Final Destination 5 (Movie Review)
Now that Jigsaw has retired his creepy tricycle riding doll and both Jason and Freddy have returned to only middling success, it is high time that a new horror franchise swoops in to fill the void. As it turns out, that horror franchise may have been with us all along. With "Final Destination 5" the fine people at New Line Cinema have somehow managed to quietly -- in relative terms -- sneak a fourth sequel of the 2000 surprise hit "Final Destination" into theaters. Sneaked seems the appropriate term as it doesn't quite feel like anyone in particular was clamoring for this movie. Then again, the previous film, "The Final Destination," did just over $60 million in the US, but more than $120 million overseas, so perhaps the lack of clamor was more a function of distance than of volume.
In any event, "Final Destination 5" drops us right back into that reassuringly familiar territory. Thanks to a timely premonition, a gaggle of young folks survives a horrific bridge collapse while on their way to an office team-building retreat. Death -- that looming, disembodied, ever-present ghoul that hangs over the "Destination" films like, well, like death -- is not pleased by this. Nick D'Agosto's Sam, happy to be alive, now must watch friends and co-workers succumb to increasingly more improbable and graphic demises.

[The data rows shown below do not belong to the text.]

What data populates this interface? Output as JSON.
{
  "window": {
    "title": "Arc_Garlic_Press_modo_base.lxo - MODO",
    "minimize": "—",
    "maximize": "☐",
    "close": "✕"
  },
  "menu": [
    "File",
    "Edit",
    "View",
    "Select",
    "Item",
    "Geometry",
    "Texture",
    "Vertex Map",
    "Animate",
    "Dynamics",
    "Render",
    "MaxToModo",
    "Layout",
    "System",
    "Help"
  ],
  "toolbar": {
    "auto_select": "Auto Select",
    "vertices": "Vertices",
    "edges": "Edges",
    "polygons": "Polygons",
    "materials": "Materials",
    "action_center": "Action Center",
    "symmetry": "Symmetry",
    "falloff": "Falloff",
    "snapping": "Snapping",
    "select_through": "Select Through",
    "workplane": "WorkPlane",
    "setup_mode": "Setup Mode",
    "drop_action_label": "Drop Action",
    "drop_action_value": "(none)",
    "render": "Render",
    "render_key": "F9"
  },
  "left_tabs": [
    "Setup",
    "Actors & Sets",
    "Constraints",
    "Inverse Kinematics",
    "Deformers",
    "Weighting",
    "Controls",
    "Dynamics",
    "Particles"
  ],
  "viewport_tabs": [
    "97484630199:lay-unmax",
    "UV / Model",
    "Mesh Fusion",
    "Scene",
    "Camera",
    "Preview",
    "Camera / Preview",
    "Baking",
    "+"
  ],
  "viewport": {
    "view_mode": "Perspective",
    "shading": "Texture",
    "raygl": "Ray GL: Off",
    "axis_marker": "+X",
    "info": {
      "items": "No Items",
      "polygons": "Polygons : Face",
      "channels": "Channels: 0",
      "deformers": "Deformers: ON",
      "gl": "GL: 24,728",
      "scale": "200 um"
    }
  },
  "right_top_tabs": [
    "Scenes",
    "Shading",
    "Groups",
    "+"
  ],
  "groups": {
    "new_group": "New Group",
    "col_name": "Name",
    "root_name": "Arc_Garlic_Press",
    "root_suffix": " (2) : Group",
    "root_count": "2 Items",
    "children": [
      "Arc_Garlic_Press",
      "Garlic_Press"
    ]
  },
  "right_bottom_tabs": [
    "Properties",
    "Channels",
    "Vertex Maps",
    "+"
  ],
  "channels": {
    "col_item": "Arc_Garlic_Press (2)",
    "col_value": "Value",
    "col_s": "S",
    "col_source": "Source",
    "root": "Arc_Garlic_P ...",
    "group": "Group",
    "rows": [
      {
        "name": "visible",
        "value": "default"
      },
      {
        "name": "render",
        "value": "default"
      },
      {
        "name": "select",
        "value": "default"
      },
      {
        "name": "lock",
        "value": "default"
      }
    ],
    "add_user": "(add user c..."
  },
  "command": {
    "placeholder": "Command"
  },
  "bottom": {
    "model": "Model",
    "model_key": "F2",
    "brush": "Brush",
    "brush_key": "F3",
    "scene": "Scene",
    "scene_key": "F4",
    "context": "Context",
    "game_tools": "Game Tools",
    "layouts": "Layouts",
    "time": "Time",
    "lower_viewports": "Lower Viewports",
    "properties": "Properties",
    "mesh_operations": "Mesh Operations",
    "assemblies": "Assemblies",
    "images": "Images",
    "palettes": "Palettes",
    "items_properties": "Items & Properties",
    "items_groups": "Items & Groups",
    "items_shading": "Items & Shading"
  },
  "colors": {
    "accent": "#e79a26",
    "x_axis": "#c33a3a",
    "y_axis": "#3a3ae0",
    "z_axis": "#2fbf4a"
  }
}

Under first time helmer, Steve Quale, "Final Destination 5" strives to circle the wagons back to the series's roots. Not only are we back in the same unnamed location as the first film, but Tony Todd returns for the first time since the second film to reprise his role as the coroner who explains how this whole "death thing" works. The film feels similar in scale here as well, foregoing the over-the-top elaborate deaths of the third film for sequences that at least try to rely more on visual tension than they do on sheer giddy mouse-trap stylistics. That is not to say that Quale and company don't toy with the audience: the same blacker than black jokes find potential pitfalls introduced only to have death's scythe arrive some unforeseen way. In particular, an early death at a gymnastics practice involves so many fake-outs and false starts that by the time the hammer finally drops, the laughs are as much from relief as they are from appreciation of a set-piece skillfully constructed.
As with many horror series, "5" refers back to its predecessors both narratively -- as with Todd's appearance -- and visually. The case here though is far more overt and specific in its celebration and reverence. The film's opening credits roll over a montage of 3D-ified cinematic references to kills from previous films, and once all is said and done, the end credits similarly roll with a highlight reel, pulled perhaps straight from YouTube, though with the added flourish of some gore flying every which way, including straight out of the screen.
Yes, that was straight out of the screen, because "Destination 5" is indeed available in 3D. And why not, really? At their heart these films are no more than delivery mechanisms for amusement-park level thrills. The inanity of and explanation for any one death is so beyond meaningless that the only way the film allows itself to be enjoyed is on the purely visceral level of -- "Did you see that!?" Taking the films into the 3rd dimension, as was the case with "The Final Destination" then is a no-brainer. If a dizzying set piece of death appeals on a flat screen, just imagine the joy of that same set piece with some added squirt flying through the fourth wall. To his credit, Quale doesn't try to do too much with the 3D, and instead focuses on using the effect mostly for punctuation of already ridiculous scenes -- as when a man's head is crushed by a Buddha statue and squirts viscera all over the camera's lens.
Having made it through the trials of four earlier films, the "Final Destination" series has now nearly transcended critique. There's just no way that anyone wandering into "5" could possibly be confused about what they might be seeing. Certainly, if they had any aspirations of true cinematic quality they would be disappointed, but that seems about as likely as Tony Todd turning down a paycheck to "act" his way through 20 minutes of some grade-F, direct-to-DVD horror fare. With those pretensions disposed of however, it seems equally unlikely that any "Destination" fans will be sorely disappointed in "5." In fact, there is even a shred of cleverness which makes itself known near the film's ultimate conclusion, and will bring added gratification to long time "Destination" supporters. All the better too, because despite its rollicking opening and some solid deaths "5" runs out of steam at the end. Instead of a massive conclusion with swirling blades and loose wires, death's final flourish arrives in a more intimate setting. This doesn't necessarily kill the tension, but it does shrink the scope to a degree. Of course, now that we've arrived back full-circle, New Line may be looking to build death's mystique anew as they grow their latest horror series.